#### [Assignment]
For the entries below, state how many lines include the string "this", and write nothing besides that number.

#### [Data under study]
>>>

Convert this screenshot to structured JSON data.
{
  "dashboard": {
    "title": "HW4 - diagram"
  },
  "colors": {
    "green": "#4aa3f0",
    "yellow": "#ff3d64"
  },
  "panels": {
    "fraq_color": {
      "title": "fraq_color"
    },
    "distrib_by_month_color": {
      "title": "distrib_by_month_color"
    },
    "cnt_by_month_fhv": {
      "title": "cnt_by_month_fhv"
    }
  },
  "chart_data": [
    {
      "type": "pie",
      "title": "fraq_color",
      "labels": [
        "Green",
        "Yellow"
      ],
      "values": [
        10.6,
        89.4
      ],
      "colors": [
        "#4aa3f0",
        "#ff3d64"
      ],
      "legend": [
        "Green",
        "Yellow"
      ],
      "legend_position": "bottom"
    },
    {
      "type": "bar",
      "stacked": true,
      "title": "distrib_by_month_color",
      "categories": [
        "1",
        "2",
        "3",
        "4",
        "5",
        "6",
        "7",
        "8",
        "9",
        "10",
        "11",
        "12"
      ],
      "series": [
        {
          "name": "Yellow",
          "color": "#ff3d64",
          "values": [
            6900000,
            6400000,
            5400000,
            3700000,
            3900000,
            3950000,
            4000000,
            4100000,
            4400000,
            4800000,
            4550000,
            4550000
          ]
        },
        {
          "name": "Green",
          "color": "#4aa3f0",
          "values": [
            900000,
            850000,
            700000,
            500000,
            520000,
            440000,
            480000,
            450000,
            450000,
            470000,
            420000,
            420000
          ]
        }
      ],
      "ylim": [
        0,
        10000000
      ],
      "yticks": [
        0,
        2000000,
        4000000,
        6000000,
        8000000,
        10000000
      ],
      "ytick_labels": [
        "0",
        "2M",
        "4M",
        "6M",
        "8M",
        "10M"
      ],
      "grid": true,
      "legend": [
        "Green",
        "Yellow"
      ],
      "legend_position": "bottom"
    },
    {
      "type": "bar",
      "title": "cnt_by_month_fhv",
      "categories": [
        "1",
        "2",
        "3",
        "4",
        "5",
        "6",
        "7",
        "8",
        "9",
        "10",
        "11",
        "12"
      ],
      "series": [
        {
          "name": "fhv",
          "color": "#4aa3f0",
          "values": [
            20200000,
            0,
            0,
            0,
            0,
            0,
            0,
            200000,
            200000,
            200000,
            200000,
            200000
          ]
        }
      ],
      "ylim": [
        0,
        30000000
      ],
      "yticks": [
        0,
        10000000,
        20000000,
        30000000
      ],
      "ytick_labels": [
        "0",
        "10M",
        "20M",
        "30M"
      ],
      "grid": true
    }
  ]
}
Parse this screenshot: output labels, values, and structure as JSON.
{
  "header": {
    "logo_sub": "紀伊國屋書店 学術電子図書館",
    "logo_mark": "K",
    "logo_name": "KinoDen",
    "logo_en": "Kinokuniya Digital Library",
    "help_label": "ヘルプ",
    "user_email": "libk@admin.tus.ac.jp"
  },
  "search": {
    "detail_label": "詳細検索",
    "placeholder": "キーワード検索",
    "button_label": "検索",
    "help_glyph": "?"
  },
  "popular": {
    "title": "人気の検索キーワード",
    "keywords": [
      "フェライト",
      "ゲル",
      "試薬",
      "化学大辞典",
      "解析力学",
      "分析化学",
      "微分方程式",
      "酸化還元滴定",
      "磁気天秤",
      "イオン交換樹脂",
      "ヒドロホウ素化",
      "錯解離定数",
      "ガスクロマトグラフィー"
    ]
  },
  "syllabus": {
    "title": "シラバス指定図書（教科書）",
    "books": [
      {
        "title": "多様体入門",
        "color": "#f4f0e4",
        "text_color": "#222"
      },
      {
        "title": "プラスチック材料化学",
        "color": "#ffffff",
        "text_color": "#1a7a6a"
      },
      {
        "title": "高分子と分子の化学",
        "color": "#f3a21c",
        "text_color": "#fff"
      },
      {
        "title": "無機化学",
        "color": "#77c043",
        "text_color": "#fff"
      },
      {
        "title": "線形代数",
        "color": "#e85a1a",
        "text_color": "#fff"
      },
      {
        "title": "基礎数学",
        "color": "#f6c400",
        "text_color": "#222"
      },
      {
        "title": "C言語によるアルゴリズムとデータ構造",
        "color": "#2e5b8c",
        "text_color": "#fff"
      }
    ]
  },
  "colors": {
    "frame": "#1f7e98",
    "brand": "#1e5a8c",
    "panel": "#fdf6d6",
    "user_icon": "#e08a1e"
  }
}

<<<

#### [Solution]
2